Rose makes for a feisty princess, the kind that Disney can easily market not only to young African American girls but to the legions of princess-happy tots whose parents deposit hundreds of millions of dollars into Disney’s coffers. The cast has a great deal of energy, particularly Cummings, Cody and Wooley, and the movie barrels along at a jolly pace.

The New Orleans locale is inspired, albeit this is something of a fantasy Big Easy, but it’s recognizable nonetheless. New Orleans is the kind of city that has enough mystery and romance that other cities can only hope for; only New York and San Francisco among American cities have the kind of cachet that the Crescent City possesses, and the jazz age New Orleans is something special again.

There are some passable musical numbers but oddly enough, many of them bring the movie to a grinding halt as the characters go into a song and dance routine that temporarily halts the story’s progression. Personally, I might have cut two or three of the numbers, but I might be in the minority on this one; certainly kids will love the brassy, jazzy music that has a touch of modern hip-hop, gospel and even rock and roll on the edge. This isn’t your mommy and daddy’s Disney.

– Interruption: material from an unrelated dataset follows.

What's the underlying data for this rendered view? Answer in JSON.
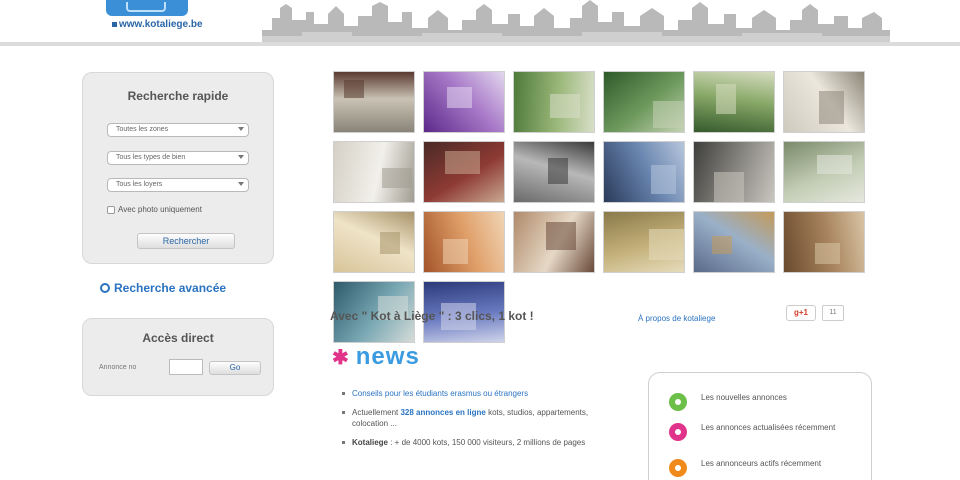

And yet, in a very real way, it is. This is very much the kind of movie that Disney was making ten years ago to great success and had it been released then, it might well be considered a classic on the level of, say, The Little Mermaid. Even so, it is better than most of the Disney releases before and after that incredible run in the last decade, and marks a welcome return of an art form that was certainly on the endangered list. For that accomplishment alone, regardless of the social implications of an African-American princess (which are certainly important in their own right), this movie deserves a respectful audience, who will be rewarded with a rollicking good time.

WHY RENT THIS: The first hand-drawn Disney animation in six years is worth celebrating; it is also a return to form for an artform that has widely lost its luster with the explosion of computer animation which Pixar helped usher in.

WHY RENT SOMETHING ELSE: Two many musical numbers stops the films momentum dead in its tracks from time to time.

FAMILY VALUES: Suitable for all audiences – c’mon, it’s DISNEY, you know.

TRIVIAL PURSUIT: Not only is this the first Disney film to feature an African-American princess, it is the first to feature a left-handed princess (Rose is also left-handed and she requested that the animators make her character the same).

NOTABLE DVD EXTRAS: The Blu-Ray includes featurettes on the history of Disney Princesses and how the newest one fits in. There is also an interactive game for the kids, as well as a music video of Ne-Yo’s “Never Knew I Needed You.” All in all, chock full of goodies as is the way Disney normally does things.

BOX OFFICE PERFORMANCE: $267M on a production budget of $105M; the movie was profitable.

FINAL RATING: 7/10

TOMORROW: Morning Glory